**Exercise directions:** Determine how many lines in the records hold the word "screenshot". Return the number alone.

[Data about app and page elements]
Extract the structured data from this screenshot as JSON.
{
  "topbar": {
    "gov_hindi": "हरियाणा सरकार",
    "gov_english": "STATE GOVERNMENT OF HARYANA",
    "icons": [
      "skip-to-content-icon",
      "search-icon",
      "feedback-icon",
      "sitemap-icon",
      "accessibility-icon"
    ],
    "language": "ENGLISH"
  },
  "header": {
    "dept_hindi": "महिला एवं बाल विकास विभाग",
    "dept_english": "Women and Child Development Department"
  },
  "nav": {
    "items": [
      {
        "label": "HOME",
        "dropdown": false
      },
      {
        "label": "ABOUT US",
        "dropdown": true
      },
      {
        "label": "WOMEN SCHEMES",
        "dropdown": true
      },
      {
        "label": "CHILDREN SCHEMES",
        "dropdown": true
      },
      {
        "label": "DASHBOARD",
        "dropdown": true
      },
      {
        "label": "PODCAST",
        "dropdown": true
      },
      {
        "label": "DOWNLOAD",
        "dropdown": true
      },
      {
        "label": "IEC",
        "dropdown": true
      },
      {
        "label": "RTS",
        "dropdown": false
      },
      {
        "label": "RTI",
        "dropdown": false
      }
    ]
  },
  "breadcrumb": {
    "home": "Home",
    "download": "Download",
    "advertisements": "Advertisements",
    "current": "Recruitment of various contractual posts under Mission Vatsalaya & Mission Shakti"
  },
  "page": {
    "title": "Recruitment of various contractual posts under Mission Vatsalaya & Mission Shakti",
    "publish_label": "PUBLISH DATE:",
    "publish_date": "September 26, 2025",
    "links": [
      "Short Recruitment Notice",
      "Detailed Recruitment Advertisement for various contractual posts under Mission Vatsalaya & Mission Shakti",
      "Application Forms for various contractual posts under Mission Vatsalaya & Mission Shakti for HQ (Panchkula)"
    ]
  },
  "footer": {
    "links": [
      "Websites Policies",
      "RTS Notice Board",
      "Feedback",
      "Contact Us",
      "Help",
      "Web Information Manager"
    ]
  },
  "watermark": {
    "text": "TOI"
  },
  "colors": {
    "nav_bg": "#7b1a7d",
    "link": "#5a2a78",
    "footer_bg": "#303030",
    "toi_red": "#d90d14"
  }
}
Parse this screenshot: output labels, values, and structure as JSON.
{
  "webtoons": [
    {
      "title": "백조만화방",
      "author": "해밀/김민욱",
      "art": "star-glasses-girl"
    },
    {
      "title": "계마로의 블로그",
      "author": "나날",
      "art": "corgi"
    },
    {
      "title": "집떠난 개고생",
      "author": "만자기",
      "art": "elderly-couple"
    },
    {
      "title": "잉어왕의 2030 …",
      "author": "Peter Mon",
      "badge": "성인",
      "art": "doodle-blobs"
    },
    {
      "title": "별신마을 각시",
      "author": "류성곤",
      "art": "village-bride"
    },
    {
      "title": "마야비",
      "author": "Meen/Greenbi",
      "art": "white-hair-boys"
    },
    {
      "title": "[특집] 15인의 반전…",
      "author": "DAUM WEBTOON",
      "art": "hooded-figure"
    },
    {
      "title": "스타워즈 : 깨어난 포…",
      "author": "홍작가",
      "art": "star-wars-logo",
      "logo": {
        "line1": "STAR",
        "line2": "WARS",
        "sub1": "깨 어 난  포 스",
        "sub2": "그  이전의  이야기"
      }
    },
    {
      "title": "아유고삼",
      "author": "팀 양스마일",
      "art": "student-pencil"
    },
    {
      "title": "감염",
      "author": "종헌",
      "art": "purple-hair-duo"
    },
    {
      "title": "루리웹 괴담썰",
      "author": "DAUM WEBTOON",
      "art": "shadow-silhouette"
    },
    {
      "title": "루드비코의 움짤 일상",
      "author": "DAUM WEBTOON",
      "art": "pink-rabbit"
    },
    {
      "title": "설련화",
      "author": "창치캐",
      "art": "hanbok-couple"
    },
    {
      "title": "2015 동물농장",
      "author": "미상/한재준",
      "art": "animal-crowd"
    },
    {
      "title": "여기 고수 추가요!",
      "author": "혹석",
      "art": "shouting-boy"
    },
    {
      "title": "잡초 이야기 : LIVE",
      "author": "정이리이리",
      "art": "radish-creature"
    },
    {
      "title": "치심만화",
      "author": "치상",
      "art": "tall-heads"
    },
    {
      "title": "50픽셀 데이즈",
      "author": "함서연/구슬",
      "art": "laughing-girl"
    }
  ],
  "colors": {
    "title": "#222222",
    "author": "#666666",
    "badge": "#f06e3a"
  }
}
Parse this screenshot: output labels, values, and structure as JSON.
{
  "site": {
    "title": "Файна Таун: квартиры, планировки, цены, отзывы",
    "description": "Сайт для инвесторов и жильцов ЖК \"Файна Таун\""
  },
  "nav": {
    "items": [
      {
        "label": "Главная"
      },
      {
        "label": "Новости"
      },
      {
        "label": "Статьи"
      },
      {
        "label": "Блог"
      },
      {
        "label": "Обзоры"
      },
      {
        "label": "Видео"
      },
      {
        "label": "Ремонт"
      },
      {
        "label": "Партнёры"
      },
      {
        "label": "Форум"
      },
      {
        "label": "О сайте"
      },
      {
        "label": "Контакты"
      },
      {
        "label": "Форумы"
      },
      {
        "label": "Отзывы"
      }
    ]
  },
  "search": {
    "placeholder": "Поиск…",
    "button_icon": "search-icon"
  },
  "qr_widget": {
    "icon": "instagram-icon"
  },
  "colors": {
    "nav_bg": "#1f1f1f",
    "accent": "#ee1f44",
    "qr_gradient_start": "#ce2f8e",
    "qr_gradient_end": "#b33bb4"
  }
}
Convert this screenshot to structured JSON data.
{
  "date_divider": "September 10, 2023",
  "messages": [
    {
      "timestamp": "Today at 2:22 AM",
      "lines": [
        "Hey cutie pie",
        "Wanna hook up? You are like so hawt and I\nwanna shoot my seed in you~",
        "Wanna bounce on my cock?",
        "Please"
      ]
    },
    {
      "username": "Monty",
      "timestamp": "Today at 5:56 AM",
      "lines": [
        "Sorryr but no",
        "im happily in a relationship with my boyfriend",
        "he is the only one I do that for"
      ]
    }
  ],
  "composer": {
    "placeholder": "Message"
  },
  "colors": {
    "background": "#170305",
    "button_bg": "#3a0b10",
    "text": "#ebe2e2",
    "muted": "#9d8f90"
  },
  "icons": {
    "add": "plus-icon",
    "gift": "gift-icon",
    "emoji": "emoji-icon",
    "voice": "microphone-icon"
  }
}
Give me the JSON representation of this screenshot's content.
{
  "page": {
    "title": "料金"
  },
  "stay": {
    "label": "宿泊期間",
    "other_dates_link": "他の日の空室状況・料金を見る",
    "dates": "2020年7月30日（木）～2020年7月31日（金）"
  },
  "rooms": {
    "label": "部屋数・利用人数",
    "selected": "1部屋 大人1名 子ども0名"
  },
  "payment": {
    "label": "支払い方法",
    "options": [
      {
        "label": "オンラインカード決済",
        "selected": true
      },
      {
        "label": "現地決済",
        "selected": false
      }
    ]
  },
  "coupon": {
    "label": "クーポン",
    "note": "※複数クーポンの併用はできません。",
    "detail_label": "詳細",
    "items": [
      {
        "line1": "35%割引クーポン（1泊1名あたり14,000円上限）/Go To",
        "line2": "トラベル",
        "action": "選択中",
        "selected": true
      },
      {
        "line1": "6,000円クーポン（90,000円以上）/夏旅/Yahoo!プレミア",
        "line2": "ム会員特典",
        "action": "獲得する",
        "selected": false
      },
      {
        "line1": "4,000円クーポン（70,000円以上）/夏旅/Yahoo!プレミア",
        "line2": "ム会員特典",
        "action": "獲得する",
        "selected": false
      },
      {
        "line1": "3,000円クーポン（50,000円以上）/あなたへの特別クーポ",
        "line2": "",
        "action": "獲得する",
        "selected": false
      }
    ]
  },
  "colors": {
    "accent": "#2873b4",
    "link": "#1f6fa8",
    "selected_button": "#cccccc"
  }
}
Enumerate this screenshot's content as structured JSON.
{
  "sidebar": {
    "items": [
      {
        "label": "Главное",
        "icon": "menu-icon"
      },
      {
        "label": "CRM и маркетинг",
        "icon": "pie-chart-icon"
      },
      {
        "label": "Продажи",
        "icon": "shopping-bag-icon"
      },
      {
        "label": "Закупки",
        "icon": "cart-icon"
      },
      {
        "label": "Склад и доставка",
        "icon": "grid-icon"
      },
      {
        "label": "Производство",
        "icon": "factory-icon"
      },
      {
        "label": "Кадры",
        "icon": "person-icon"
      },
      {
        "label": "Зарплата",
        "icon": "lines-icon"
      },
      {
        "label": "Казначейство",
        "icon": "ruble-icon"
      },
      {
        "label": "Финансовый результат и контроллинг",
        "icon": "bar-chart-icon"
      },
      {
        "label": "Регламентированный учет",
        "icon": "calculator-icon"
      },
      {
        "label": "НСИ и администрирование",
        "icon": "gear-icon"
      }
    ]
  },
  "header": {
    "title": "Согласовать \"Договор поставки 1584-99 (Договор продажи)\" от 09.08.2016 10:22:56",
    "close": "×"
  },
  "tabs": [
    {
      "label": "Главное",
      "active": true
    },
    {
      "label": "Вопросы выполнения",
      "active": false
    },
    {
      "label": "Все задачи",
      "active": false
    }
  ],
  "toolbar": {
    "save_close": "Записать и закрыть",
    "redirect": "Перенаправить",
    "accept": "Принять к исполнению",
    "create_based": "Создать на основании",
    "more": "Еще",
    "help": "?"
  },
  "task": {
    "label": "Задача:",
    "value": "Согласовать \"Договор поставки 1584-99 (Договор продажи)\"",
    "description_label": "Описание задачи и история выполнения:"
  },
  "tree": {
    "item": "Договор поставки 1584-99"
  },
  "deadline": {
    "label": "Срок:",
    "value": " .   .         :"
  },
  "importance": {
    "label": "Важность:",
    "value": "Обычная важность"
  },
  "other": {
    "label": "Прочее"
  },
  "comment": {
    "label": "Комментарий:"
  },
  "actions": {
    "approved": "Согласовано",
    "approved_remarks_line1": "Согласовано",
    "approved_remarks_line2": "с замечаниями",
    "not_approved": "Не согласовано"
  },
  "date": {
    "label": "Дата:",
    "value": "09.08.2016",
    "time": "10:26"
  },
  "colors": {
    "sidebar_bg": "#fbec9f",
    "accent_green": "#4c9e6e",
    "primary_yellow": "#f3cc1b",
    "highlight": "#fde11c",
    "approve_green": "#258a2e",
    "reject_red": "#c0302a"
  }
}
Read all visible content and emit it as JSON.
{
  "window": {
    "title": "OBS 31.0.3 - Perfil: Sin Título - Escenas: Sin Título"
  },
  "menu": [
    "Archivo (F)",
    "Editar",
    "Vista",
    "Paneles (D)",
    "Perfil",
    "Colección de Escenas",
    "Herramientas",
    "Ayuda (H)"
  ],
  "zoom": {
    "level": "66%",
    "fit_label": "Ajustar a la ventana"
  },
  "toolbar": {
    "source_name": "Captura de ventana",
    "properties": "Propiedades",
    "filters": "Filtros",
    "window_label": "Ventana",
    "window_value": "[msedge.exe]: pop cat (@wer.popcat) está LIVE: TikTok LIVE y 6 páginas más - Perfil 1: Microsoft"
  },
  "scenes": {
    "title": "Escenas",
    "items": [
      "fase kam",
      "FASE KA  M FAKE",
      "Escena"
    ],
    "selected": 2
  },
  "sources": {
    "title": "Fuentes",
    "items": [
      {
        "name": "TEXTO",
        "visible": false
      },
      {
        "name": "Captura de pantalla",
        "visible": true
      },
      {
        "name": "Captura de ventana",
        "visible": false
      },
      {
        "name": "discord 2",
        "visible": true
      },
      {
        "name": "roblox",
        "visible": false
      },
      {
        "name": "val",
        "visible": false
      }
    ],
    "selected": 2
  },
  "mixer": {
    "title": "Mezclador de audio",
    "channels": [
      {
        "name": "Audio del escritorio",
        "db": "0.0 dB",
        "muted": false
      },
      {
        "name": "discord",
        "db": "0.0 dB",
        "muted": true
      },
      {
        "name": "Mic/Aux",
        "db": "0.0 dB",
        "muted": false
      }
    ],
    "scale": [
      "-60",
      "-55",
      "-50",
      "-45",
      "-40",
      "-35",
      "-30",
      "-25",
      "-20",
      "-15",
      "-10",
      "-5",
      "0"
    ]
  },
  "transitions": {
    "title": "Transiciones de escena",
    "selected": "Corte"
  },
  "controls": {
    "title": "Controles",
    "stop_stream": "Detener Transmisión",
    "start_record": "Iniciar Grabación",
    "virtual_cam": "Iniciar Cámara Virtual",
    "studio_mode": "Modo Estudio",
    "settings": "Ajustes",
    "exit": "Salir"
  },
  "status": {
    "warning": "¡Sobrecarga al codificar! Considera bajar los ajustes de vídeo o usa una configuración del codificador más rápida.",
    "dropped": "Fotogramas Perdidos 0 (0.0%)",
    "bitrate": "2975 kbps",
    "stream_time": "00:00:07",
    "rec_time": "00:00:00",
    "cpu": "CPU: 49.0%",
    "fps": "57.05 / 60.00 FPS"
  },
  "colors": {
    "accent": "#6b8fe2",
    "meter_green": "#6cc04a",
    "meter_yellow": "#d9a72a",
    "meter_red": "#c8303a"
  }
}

**The answer:** 6